  • Computation = doing the math
  • Output = displaying results

Process

  • Gathering and storing inputs
  • Programming to do the math
  • Displaying the final results

Complexity

  • Storing variables
  • Scratch/Python syntax to do the calculation
  • Display of final computation

Now that this is understood, we can begin to program computationally breaking down how objects such as calculators and street lights to their parts, processes, and complexity and visualize this “magic” as something we can recreate, improve, fix, and customize.

Building Our Own Calculator

Scratch Adding Program in 8 Lines of Code

  • screen-shot-2016-12-07-at-4-37-43-pmStep 1 and 2 – Create variables to hold the data input
  • Step 3 – Create a prompt to store the first variable
  • Step 4 – Store first number as the first variable
  • Step 5 – Create a prompt to store the second variable
  • Step 6 – Store first number as the second variable
  • Step 7 – Compute sum of first and second variable
  • Step 8 – Show results
  • Step 9 – “Meow” (just for fun)

Next Step: Python Adding Program in 4 Lines of Code

Scratch gives a visual interface to Python programming. This makes the transition from visual coding to text coding smooth (and more efficient).

  • Line 2 and 3 – Create variables to store inputs
  • Line 5 – Compute the sum of variable 1 and variable 2
  • Line 6 – Display sum outputscreen-shot-2016-12-07-at-4-38-41-pm

Using this process, students are able to understand how common computers in their world actually work, step-by-step and are able to recreate this process in parts.

This develops a fundamental understanding that most of our world is custom, fixable, and upgradable.

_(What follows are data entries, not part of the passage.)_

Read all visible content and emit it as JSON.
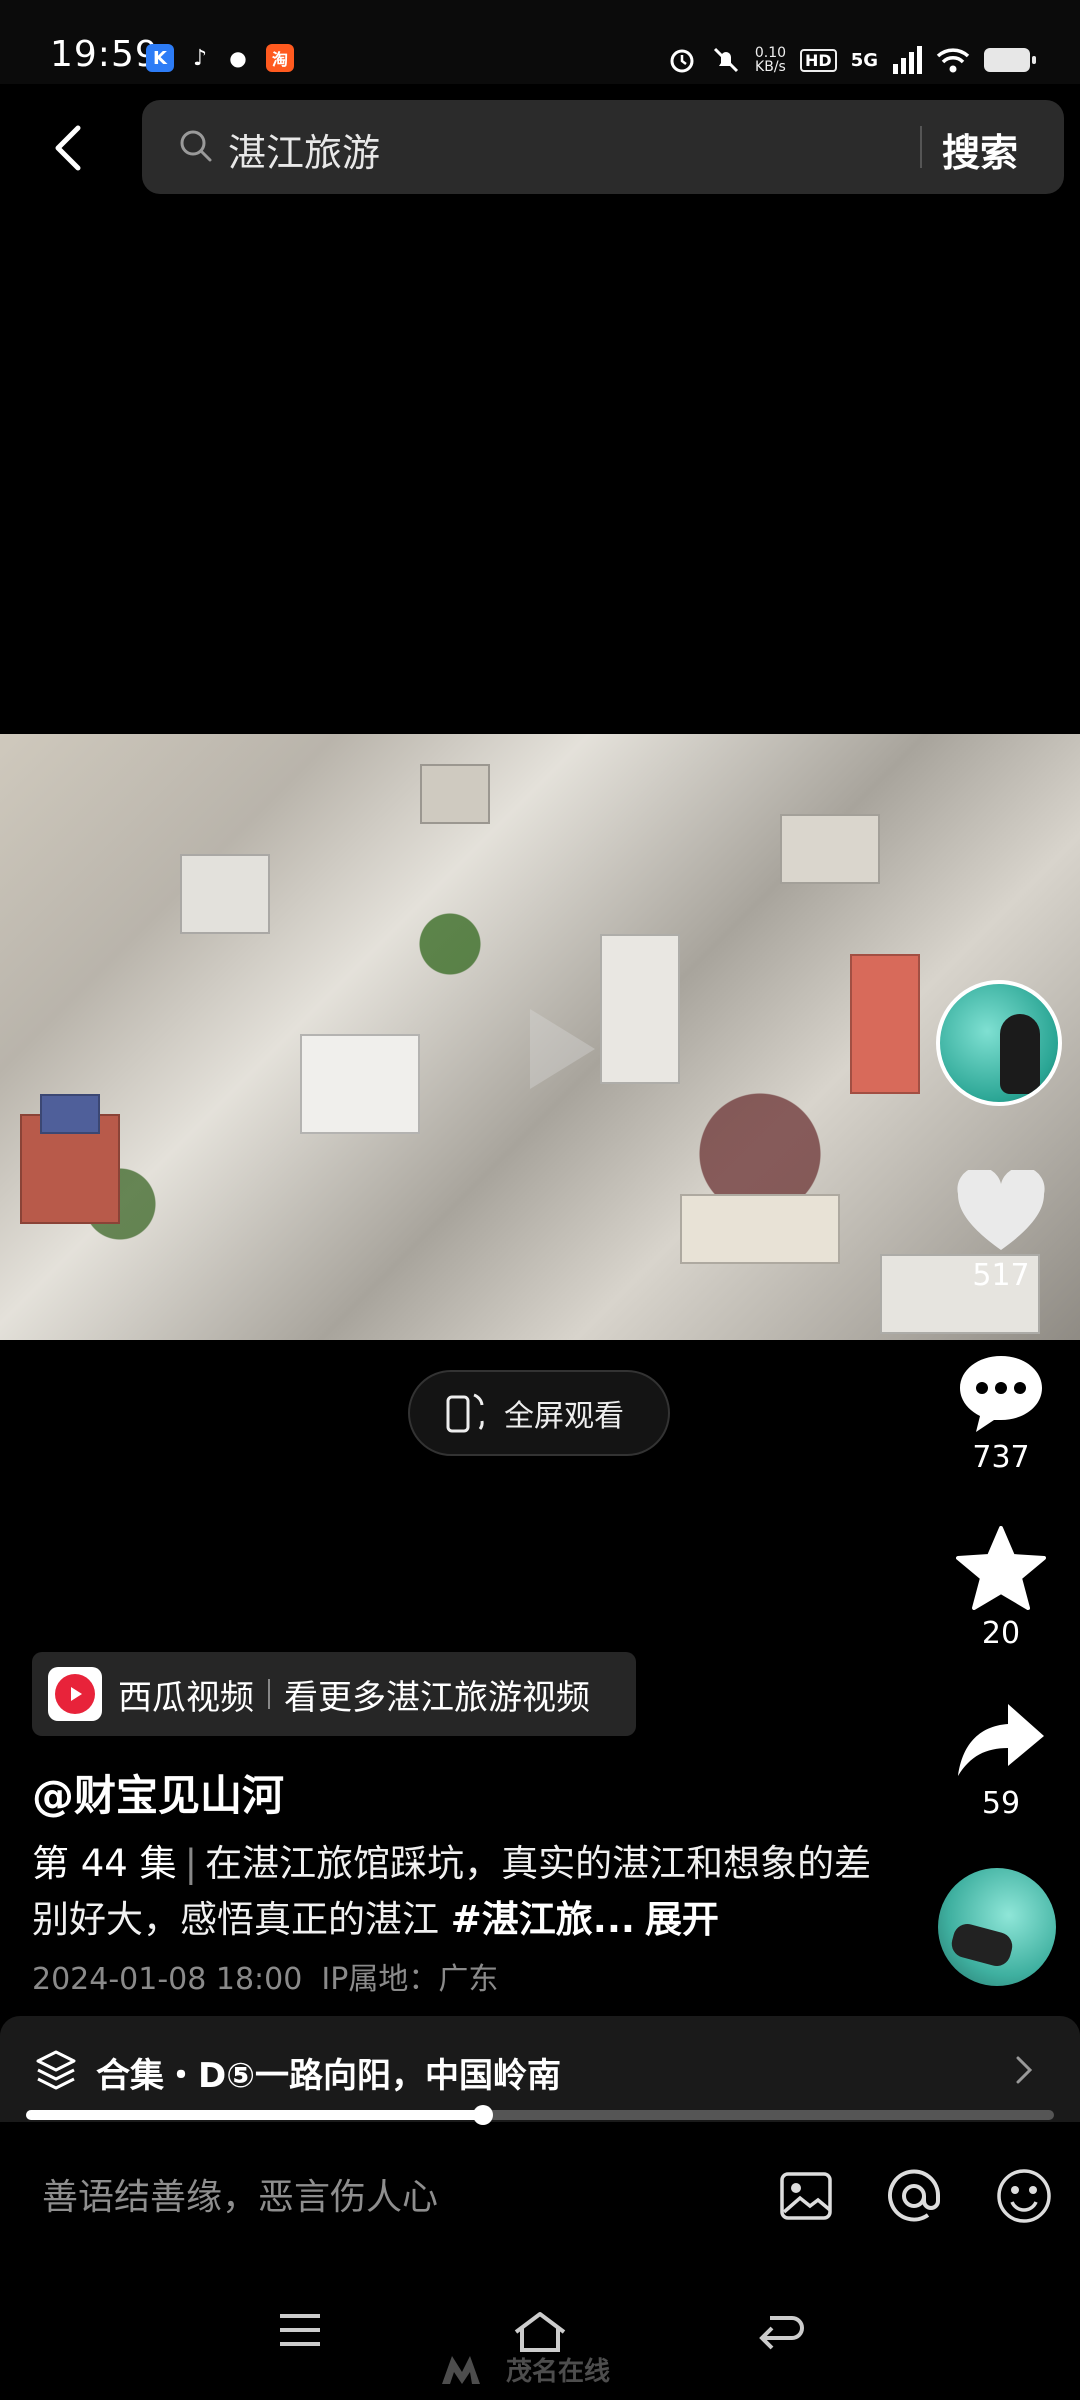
{
  "status_bar": {
    "time": "19:59",
    "network_speed": "0.10",
    "network_speed_unit": "KB/s",
    "hd": "HD",
    "network_type": "5G"
  },
  "search": {
    "query": "湛江旅游",
    "button_label": "搜索"
  },
  "video": {
    "fullscreen_label": "全屏观看",
    "progress_percent": 44.5
  },
  "actions": {
    "likes": "517",
    "comments": "737",
    "favorites": "20",
    "shares": "59"
  },
  "source": {
    "app_name": "西瓜视频",
    "more_text": "看更多湛江旅游视频"
  },
  "post": {
    "author": "@财宝见山河",
    "episode": "第 44 集",
    "description": "在湛江旅馆踩坑，真实的湛江和想象的差别好大，感悟真正的湛江",
    "hashtag": "#湛江旅...",
    "expand_label": "展开",
    "timestamp": "2024-01-08 18:00",
    "ip_location": "IP属地：广东"
  },
  "collection": {
    "label": "合集・D⑤一路向阳，中国岭南"
  },
  "comment_bar": {
    "placeholder": "善语结善缘，恶言伤人心"
  },
  "watermark": {
    "text": "茂名在线"
  }
}
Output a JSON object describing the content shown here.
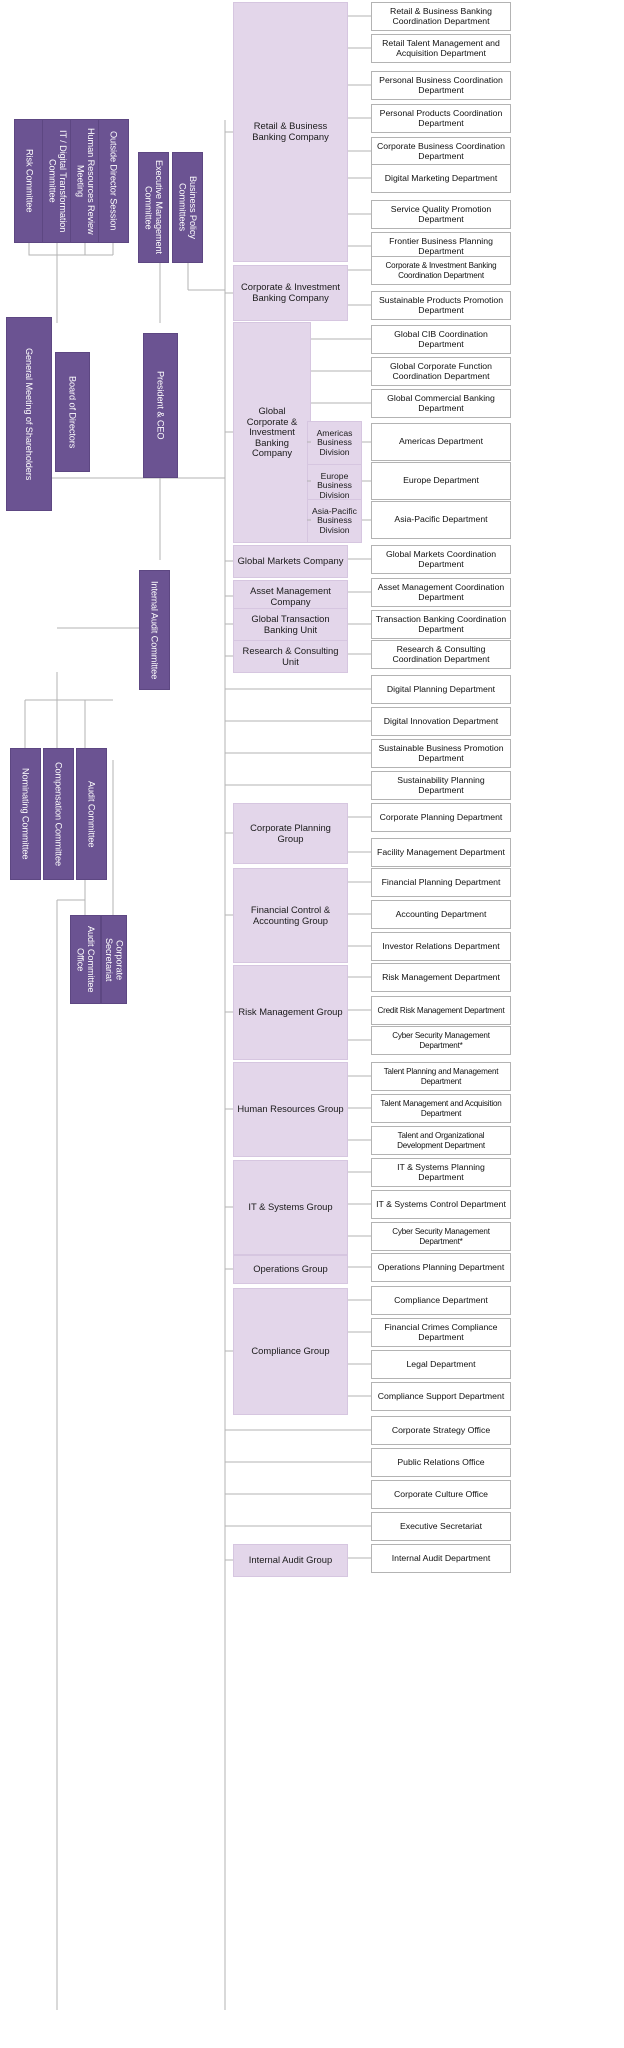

This also instills the life-long self-efficacy to not take our modern devices for granted and to always be thinking “behind the scenes”.